“More money is on the way for the victims of the Indiana State Fair stage collapse.
Governor Mitch Daniels authorized an additional $6 million for victims Wednesday. The money will be split among the estates of the seven people killed and the dozens injured.”
Well, that’s good, isn’t it? The fact that the state was able to discover more money in the budget for people who were either terribly injured or for the families of those who were killed is positive, right?
Well, yes and no.
To be sure, the folks who are recovering from this utter disaster probably need all the money that they can get. But considering that the initial amount of money that they can receive was already limited, and since the pool of victims was so wide, that additional $6 million probably won’t amount to much.
For those of you who aren’t familiar with this particular disaster, it happened on August 13, 2011 at the Indiana State Fair. High-velocity winds caused an enormous stage to collapse between acts at a musical concert. Seven people were killed and 43 were injured, many of them severely.
It was a terrible tragedy, and it happened on the state of Indiana’s watch. There will no doubt be all sorts of finger pointing involving the people who set up the stage and the people who decided to keep the show going, but ultimately the responsibility lies with the state of Indiana.

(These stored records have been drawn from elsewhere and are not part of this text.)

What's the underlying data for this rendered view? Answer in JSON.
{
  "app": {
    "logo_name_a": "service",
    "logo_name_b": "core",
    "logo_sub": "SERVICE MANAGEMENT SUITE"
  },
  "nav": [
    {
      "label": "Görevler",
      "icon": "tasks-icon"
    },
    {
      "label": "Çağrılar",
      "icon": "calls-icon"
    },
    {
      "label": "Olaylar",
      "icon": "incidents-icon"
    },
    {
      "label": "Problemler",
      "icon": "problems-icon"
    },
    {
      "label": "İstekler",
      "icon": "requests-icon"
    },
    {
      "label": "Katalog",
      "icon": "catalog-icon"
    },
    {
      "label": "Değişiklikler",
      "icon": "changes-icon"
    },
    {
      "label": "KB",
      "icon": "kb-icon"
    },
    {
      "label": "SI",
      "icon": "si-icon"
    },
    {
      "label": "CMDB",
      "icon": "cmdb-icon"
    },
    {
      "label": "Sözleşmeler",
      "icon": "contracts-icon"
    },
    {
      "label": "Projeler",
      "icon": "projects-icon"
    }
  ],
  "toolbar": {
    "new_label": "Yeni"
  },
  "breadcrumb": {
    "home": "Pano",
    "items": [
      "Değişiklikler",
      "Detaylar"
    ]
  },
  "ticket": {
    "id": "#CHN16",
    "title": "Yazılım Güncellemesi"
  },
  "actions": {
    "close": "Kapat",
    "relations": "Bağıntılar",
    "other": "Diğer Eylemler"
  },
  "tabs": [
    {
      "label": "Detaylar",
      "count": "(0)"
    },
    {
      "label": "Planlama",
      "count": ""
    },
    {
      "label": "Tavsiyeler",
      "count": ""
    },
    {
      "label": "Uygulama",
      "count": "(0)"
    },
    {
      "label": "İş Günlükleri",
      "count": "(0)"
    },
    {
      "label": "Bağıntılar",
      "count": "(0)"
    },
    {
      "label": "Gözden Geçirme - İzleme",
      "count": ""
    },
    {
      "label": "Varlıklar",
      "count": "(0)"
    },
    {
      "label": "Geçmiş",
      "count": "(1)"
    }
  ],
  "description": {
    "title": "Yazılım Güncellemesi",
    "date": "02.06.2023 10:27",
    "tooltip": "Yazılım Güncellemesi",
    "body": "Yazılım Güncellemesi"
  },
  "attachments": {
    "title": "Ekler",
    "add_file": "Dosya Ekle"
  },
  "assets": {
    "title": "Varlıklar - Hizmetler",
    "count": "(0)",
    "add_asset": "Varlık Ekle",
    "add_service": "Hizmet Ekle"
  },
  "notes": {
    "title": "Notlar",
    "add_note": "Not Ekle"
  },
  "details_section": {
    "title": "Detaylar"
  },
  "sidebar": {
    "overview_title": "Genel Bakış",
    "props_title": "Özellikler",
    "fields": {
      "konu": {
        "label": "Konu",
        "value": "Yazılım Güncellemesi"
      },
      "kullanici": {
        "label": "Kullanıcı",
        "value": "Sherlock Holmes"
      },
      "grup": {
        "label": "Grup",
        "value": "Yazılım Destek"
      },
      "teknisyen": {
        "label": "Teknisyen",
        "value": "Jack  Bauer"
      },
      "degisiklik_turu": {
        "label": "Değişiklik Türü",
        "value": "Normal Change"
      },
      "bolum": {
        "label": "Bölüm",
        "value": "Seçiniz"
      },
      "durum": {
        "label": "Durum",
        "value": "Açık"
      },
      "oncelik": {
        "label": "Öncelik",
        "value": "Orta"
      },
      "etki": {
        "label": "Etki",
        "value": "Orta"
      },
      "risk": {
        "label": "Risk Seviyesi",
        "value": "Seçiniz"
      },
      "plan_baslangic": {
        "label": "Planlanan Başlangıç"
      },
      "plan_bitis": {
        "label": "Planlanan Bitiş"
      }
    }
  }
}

And that is exactly the problem.
We would like to think of states as being benevolent entities that do their best to look after their citizens, but in recent years state governments have taken their cues from profit minded private groups like corporations. The bottom line has become something that needs to be minded, no matter what the costs to the well being of the general public. So just as private corporations have lobbied for caps on damages in the event that they are found liable for injuries to the public, states have done the same.
Indiana has a $5 million cap on damages that arise from a single event. Bear in mind that this isn’t $5 million per person. This is $5 million per event. So for the sake of argument, let’s say that a public power line falls on a public swimming pool because the power line has not been properly maintained. All of the theoretical victims of that event (and their families) would only be entitled to a maximum of $5 million. If there were forty people in that pool, then each one of those people, whether they survived or not, would only receive $125,000. And that’s under optimal legal conditions.
For those who survived this theoretical electrocution, $125,000 might cover their time in the emergency room, but then again, it might not. For the family members of those who died, $125,000 might be a poor equivalent for the life of their loved one, particularly if that person was the primary earner in the household.
If we use this formula of $5,000,000 and apply it to the 50 casualties involved in the stage collapse, each victim gets $100,000. That’s even less than the swimming pool scenario. If you add the $6 million that the state “found,” then each person would theoretically get $220,000. But the divvying up doesn’t actually work like that. They have to take all sorts of things into consideration to determine which victim gets how much. Was anyone injured in a permanent way? As in crippled? Were any of the people who died primary money earners, or were they simply “dependents?”
This is the sort of cruel and heartless arithmetic that has to be done in Indiana thanks to damage caps. It doesn’t matter if the divvying up process will leave everyone involved with funds that are completely inadequate to their needs. It doesn’t matter that Indiana was negligent and responsible. The cap is $5 million, and that’s that. After all, we don’t want anyone “gaming the system,” now do we?
Greenberg and Bederman is a Washington, D.C.personal injury law firm. We are current offering legal assistance to those who have been injured in an accident that occurred due to no fault of their own. If you or a loved one has been injured in Maryland, Virginia or Washington, D.C, contact Greenberg & Bederman for a free consultation.